Here's something for all nonresidents to consider: Over the last few years, the freelance nonresident hunter who came to North Dakota to hunt waterfowl lost forever what he once had, and that situation has changed forever. The news about the wonderful waterfowl hunting in North Dakota was spread wide to the world via articles in DU and Wildfowl magazines, the Internet, and other sources. More and more and more nonresidents started coming to North Dakota, and hunters who either lived here or had been coming here to hunt as nonresidents for several the years could see the hunting quality deteriorate more and more every year. For wealthy nonresidents who don't mind paying large sums of money to guides or large landowners for exclusive access to hunt, the current situation is not a bad deal, and may even be better than it was in the past. For both the freelance nonresident hunter and the freelance resident hunter, the current situation is much worse than in the past, and our survey makes that clear. The only way nonresidents are going to maintain some semblance of "the way things were" is by restrictions on the number of nonresident hunters allowed. Eric Hustad stated well above that you can support restrictions and have good hunting in half or more of the years, on average, or oppose restrictions and have bad hunting each and every year.
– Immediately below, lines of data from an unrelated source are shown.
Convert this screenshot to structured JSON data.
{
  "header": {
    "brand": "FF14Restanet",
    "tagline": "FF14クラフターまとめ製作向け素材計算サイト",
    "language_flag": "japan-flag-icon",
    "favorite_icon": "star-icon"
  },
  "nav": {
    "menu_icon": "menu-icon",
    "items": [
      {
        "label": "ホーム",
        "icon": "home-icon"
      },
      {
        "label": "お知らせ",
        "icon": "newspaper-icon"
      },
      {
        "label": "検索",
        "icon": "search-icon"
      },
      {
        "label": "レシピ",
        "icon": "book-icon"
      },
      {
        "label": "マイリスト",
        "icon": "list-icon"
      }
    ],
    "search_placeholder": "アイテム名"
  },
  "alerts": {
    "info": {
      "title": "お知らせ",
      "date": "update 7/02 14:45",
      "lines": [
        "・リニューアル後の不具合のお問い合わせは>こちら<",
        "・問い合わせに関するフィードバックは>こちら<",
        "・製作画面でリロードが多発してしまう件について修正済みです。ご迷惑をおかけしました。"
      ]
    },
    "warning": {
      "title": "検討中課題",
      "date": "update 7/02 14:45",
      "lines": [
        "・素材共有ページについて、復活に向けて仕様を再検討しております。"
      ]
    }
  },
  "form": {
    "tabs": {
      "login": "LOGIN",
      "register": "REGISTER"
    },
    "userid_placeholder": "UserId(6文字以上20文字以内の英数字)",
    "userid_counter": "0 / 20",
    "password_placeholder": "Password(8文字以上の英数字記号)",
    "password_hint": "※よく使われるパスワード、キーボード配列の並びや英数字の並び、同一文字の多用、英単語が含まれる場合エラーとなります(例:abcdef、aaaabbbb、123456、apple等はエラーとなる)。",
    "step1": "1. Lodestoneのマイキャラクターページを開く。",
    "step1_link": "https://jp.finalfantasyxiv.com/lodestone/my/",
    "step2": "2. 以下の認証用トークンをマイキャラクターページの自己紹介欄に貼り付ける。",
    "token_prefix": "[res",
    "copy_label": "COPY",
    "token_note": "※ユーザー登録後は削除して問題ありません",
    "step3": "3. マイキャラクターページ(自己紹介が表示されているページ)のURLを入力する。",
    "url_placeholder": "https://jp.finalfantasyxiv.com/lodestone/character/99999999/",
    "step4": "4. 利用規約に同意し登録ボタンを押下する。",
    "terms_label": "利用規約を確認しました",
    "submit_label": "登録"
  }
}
Here's one final point for all resident hunters to consider: There's been some discussion on this board regarding whether or not to form a North Dakota Waterfowler's Association or similar group. Muzzy (who works for NDGF) correctly pointed out that we have a preponderance of small wildlife clubs throughout the state now. I think that the relatively small readership on this board will only add another small club. If you truly are concerned about waterfowl hunting quality and other important wildlife issues, I urge you to join and become active in one of the already established sportsmen's groups. If you don't have the stomach or desire to be labeled as "one of the guys in the black hats," instead of joining the North Dakota Sporsmen's Alliance you could join the North Dakota Wildlife Federation, the United Sportsmen of North Dakota, Cass County Wildlife, or the group up at Grand Forks (forgive me, I couldn't remember the name). If you do, you will discover that all of these groups have been fighting on the same side for some time now, even though it is largely the Sportsmen's Alliance that gets beat up in the press and on Internet talk sites. In fact, there have been several joint resolutions passed by all the major wildlife clubs in the state in the last several months, which included the Sportsmen's Alliance.